4. Rooms with textures. “One of the challenges Chip and Joanna faced when they bought the castle was that there was no one, really, that they were designing it for,” Shuler explained. “Then they would create storylines for each room to help tell their story.”
Two of the four bedrooms, for example, are the “boy’s bedroom” and the “girl’s bedroom”. The plot is that the future homeowner’s son would return from college and stay in his childhood bedroom and that the future homeowner’s granddaughters would stay in the room while they spent time at their grandparents’ house.
The boy’s room contains more masculine furnishings and decorations, including a watercolor portrait of Roy Lane, the famous architect who helped complete the castle. The girl’s room is painted in “Rose Pink”, a color named after Joanna’s grandmother.
5. Full-bodied baths. There are three and a half “throne rooms” in the castle, and they are some of the most beautiful spaces, mixing metals, woods and tiles; even the original radiators look like works of art. One of the most spectacular rooms in the house, in fact, is a grand, gleaming bathroom, which (tease!) Will be fully revealed on the show.
6. Party in the basement. “Gathering spaces” are a hallmark of Chip and Jo’s homes, and in the castle they take place in the dungeon – er, in the basement. A “card room” for poker games or family game nights is located next to the family room, which houses the castle’s only TV. The guest bedroom is also located in the basement, along with a laundry room and a former cellar now left “empty” to be reinvented by the new owners.
7. Stories and curiosities behind the scenes. Fixed upper devotees will devour the fascinating and bizarre tidbits on the Gaines shared during the tour. There are some design elements and furnishings originally meant for their own home, including an item banished to the castle by their daughters. There’s a funny story about what Chip did when they found bones – yes, bones – in the basement. And, the favorite place for selfies Fixed upper fans is a large mirror that, tour guides say, Joanna used to touch up her makeup while filming the show.
Tickets for the castle tour, $ 50, are available through the website, with 20 percent of proceeds benefiting the non-profit organization The Cove. (Note that the house does not have an elevator and requires guests to be able to access three stairways.)
Tips for a Magnolia pilgrimage to Waco:
Shop: No castle trip would be complete without a stop at the Magnolia Silos complex. A new 8:15 am tour, offered Monday through Saturday, takes visitors behind the scenes and onto the roof before the crowds (and heat) arrive. Tip: August is a “slower” month in the Silos and Tuesday to Thursday are less crowded. Tour tickets cost $ 25 and come with a free coffee from Magnolia Press.
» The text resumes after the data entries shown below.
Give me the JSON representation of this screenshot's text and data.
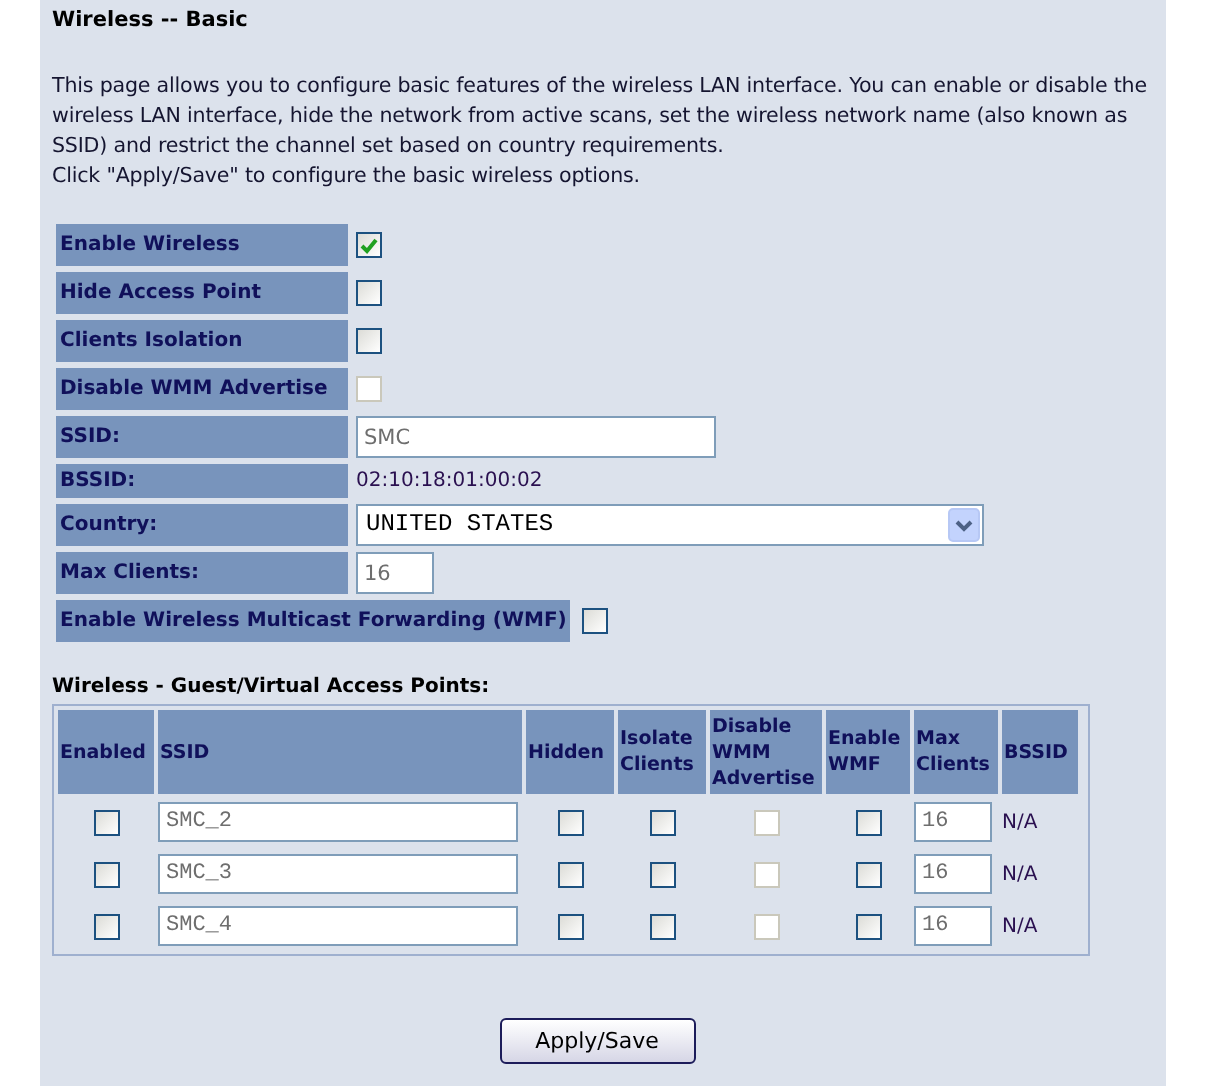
{
  "page": {
    "title": "Wireless -- Basic",
    "description": [
      "This page allows you to configure basic features of the wireless LAN interface. You can enable or disable the wireless LAN interface, hide the network from active scans, set the wireless network name (also known as SSID) and restrict the channel set based on country requirements.",
      "Click \"Apply/Save\" to configure the basic wireless options."
    ]
  },
  "settings": [
    {
      "kind": "checkbox",
      "label": "Enable Wireless",
      "checked": true,
      "disabled": false
    },
    {
      "kind": "checkbox",
      "label": "Hide Access Point",
      "checked": false,
      "disabled": false
    },
    {
      "kind": "checkbox",
      "label": "Clients Isolation",
      "checked": false,
      "disabled": false
    },
    {
      "kind": "checkbox",
      "label": "Disable WMM Advertise",
      "checked": false,
      "disabled": true
    },
    {
      "kind": "input",
      "label": "SSID:",
      "value": "SMC"
    },
    {
      "kind": "text",
      "label": "BSSID:",
      "value": "02:10:18:01:00:02"
    },
    {
      "kind": "select",
      "label": "Country:",
      "value": "UNITED STATES"
    },
    {
      "kind": "short_input",
      "label": "Max Clients:",
      "value": "16"
    },
    {
      "kind": "wide_checkbox",
      "label": "Enable Wireless Multicast Forwarding (WMF)",
      "checked": false,
      "disabled": false
    }
  ],
  "guest": {
    "title": "Wireless - Guest/Virtual Access Points:",
    "columns": [
      "Enabled",
      "SSID",
      "Hidden",
      "Isolate Clients",
      "Disable WMM Advertise",
      "Enable WMF",
      "Max Clients",
      "BSSID"
    ],
    "rows": [
      {
        "enabled": false,
        "ssid": "SMC_2",
        "hidden": false,
        "isolate": false,
        "wmm": {
          "checked": false,
          "disabled": true
        },
        "wmf": false,
        "max_clients": "16",
        "bssid": "N/A"
      },
      {
        "enabled": false,
        "ssid": "SMC_3",
        "hidden": false,
        "isolate": false,
        "wmm": {
          "checked": false,
          "disabled": true
        },
        "wmf": false,
        "max_clients": "16",
        "bssid": "N/A"
      },
      {
        "enabled": false,
        "ssid": "SMC_4",
        "hidden": false,
        "isolate": false,
        "wmm": {
          "checked": false,
          "disabled": true
        },
        "wmf": false,
        "max_clients": "16",
        "bssid": "N/A"
      }
    ]
  },
  "apply_button": "Apply/Save"
}
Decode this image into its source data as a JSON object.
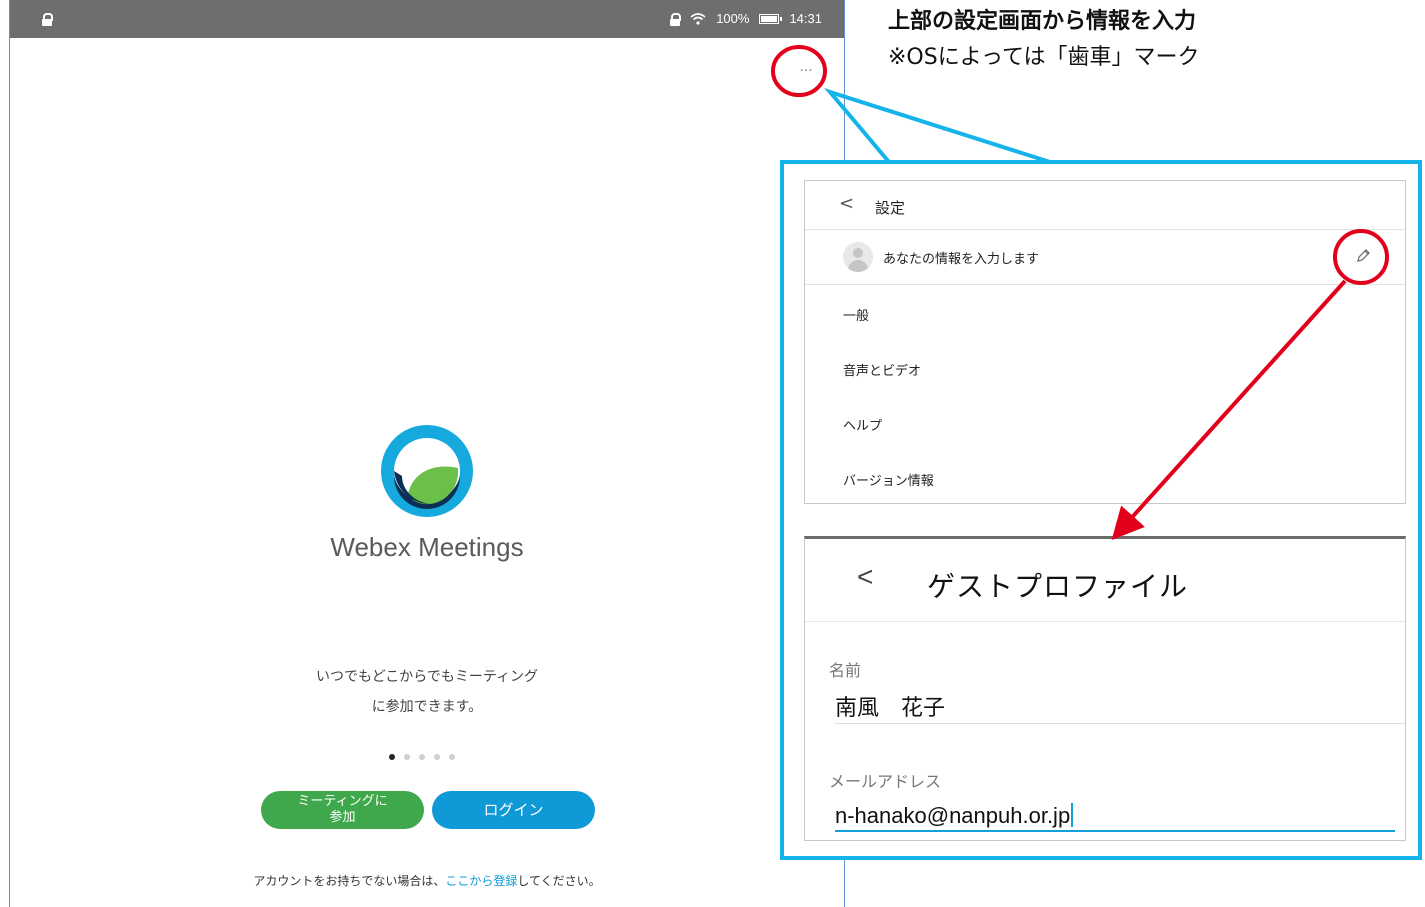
{
  "status_bar": {
    "battery": "100%",
    "time": "14:31"
  },
  "main": {
    "more_label": "...",
    "app_name": "Webex Meetings",
    "tagline_line1": "いつでもどこからでもミーティング",
    "tagline_line2": "に参加できます。",
    "join_label_line1": "ミーティングに",
    "join_label_line2": "参加",
    "login_label": "ログイン",
    "signup_prefix": "アカウントをお持ちでない場合は、",
    "signup_link": "ここから登録",
    "signup_suffix": "してください。",
    "carousel_pages": 5,
    "carousel_active": 1
  },
  "annotation": {
    "title": "上部の設定画面から情報を入力",
    "subtitle": "※OSによっては「歯車」マーク"
  },
  "settings": {
    "back_label": "<",
    "title": "設定",
    "user_prompt": "あなたの情報を入力します",
    "items": [
      {
        "label": "一般"
      },
      {
        "label": "音声とビデオ"
      },
      {
        "label": "ヘルプ"
      },
      {
        "label": "バージョン情報"
      }
    ]
  },
  "profile": {
    "back_label": "<",
    "title": "ゲストプロファイル",
    "name_label": "名前",
    "name_value": "南風　花子",
    "email_label": "メールアドレス",
    "email_value": "n-hanako@nanpuh.or.jp"
  },
  "colors": {
    "highlight_circle": "#e2001a",
    "callout_border": "#14b4ea",
    "join_button": "#3fa84c",
    "login_button": "#0f9ad7",
    "status_bar": "#6e6e6e"
  },
  "icons": [
    "lock-icon",
    "wifi-icon",
    "battery-icon",
    "more-icon",
    "back-icon",
    "avatar-icon",
    "edit-pencil-icon",
    "webex-logo"
  ]
}
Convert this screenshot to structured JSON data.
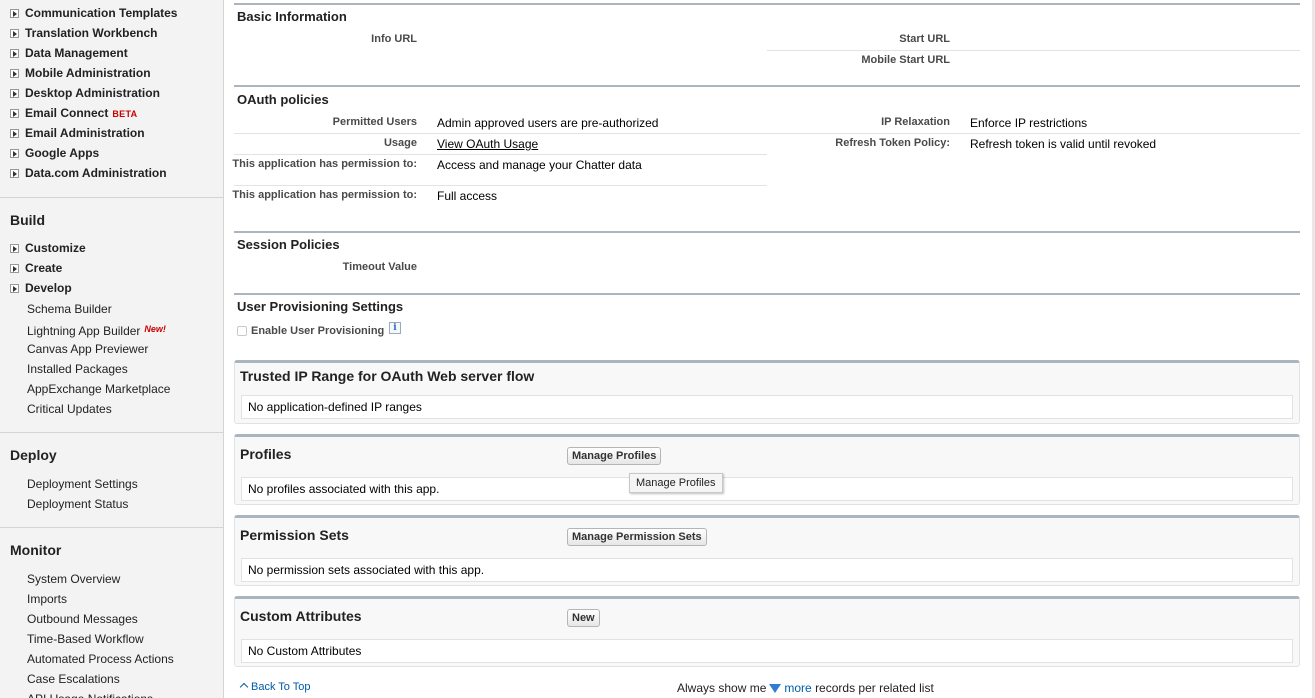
{
  "sidebar": {
    "admin_items": [
      {
        "label": "Communication Templates"
      },
      {
        "label": "Translation Workbench"
      },
      {
        "label": "Data Management"
      },
      {
        "label": "Mobile Administration"
      },
      {
        "label": "Desktop Administration"
      },
      {
        "label": "Email Connect",
        "badge": "BETA"
      },
      {
        "label": "Email Administration"
      },
      {
        "label": "Google Apps"
      },
      {
        "label": "Data.com Administration"
      }
    ],
    "build": {
      "title": "Build",
      "items": [
        {
          "label": "Customize"
        },
        {
          "label": "Create"
        },
        {
          "label": "Develop"
        }
      ],
      "sub_items": [
        {
          "label": "Schema Builder"
        },
        {
          "label": "Lightning App Builder",
          "badge": "New!"
        },
        {
          "label": "Canvas App Previewer"
        },
        {
          "label": "Installed Packages"
        },
        {
          "label": "AppExchange Marketplace"
        },
        {
          "label": "Critical Updates"
        }
      ]
    },
    "deploy": {
      "title": "Deploy",
      "items": [
        {
          "label": "Deployment Settings"
        },
        {
          "label": "Deployment Status"
        }
      ]
    },
    "monitor": {
      "title": "Monitor",
      "items": [
        {
          "label": "System Overview"
        },
        {
          "label": "Imports"
        },
        {
          "label": "Outbound Messages"
        },
        {
          "label": "Time-Based Workflow"
        },
        {
          "label": "Automated Process Actions"
        },
        {
          "label": "Case Escalations"
        },
        {
          "label": "API Usage Notifications"
        }
      ]
    }
  },
  "basic_info": {
    "title": "Basic Information",
    "info_url_label": "Info URL",
    "start_url_label": "Start URL",
    "mobile_start_url_label": "Mobile Start URL"
  },
  "oauth": {
    "title": "OAuth policies",
    "permitted_users_label": "Permitted Users",
    "permitted_users_value": "Admin approved users are pre-authorized",
    "usage_label": "Usage",
    "usage_link": "View OAuth Usage",
    "perm1_label": "This application has permission to:",
    "perm1_value": "Access and manage your Chatter data",
    "perm2_label": "This application has permission to:",
    "perm2_value": "Full access",
    "ip_relaxation_label": "IP Relaxation",
    "ip_relaxation_value": "Enforce IP restrictions",
    "refresh_label": "Refresh Token Policy:",
    "refresh_value": "Refresh token is valid until revoked"
  },
  "session": {
    "title": "Session Policies",
    "timeout_label": "Timeout Value"
  },
  "provisioning": {
    "title": "User Provisioning Settings",
    "enable_label": "Enable User Provisioning",
    "info_icon": "i"
  },
  "trusted_ip": {
    "title": "Trusted IP Range for OAuth Web server flow",
    "empty": "No application-defined IP ranges"
  },
  "profiles": {
    "title": "Profiles",
    "button": "Manage Profiles",
    "tooltip": "Manage Profiles",
    "empty": "No profiles associated with this app."
  },
  "permission_sets": {
    "title": "Permission Sets",
    "button": "Manage Permission Sets",
    "empty": "No permission sets associated with this app."
  },
  "custom_attributes": {
    "title": "Custom Attributes",
    "button": "New",
    "empty": "No Custom Attributes"
  },
  "footer": {
    "back_to_top": "Back To Top",
    "always_show": "Always show me",
    "more": "more",
    "records_per_list": "records per related list"
  }
}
To eat: Chip and Joanna’s Magnolia Table cafe is busy all day, every day. If you don’t have time to wait for a table, visit the takeaway market next door. Grab takeaways like pimiento cheese and crackers, a butter fly, banana pudding, and chicken salad sandwiches and enjoy them on an outside table (if it’s not too hot).
To remain: Availability in Magnolia’s four vacation rentals can be hard to find, but watch the website for the nights that open. Make it a girls’ getaway with a stay in the grand Hillcrest Estate (which sleeps 12), or go alone and book the expensive Hillcrest Cottage, the newest and smallest lodging in the Gaines, which opened in Fall 2021. Magnolia boutique hotel, in the historic Grand Karem Sanctuary building in the center, is scheduled to open in 2024.
Photo courtesy of Magnolia
Hillcrest Cottage, on the Hillcrest Estate grounds, opened in Fall 2021 as a vacation home for one or two.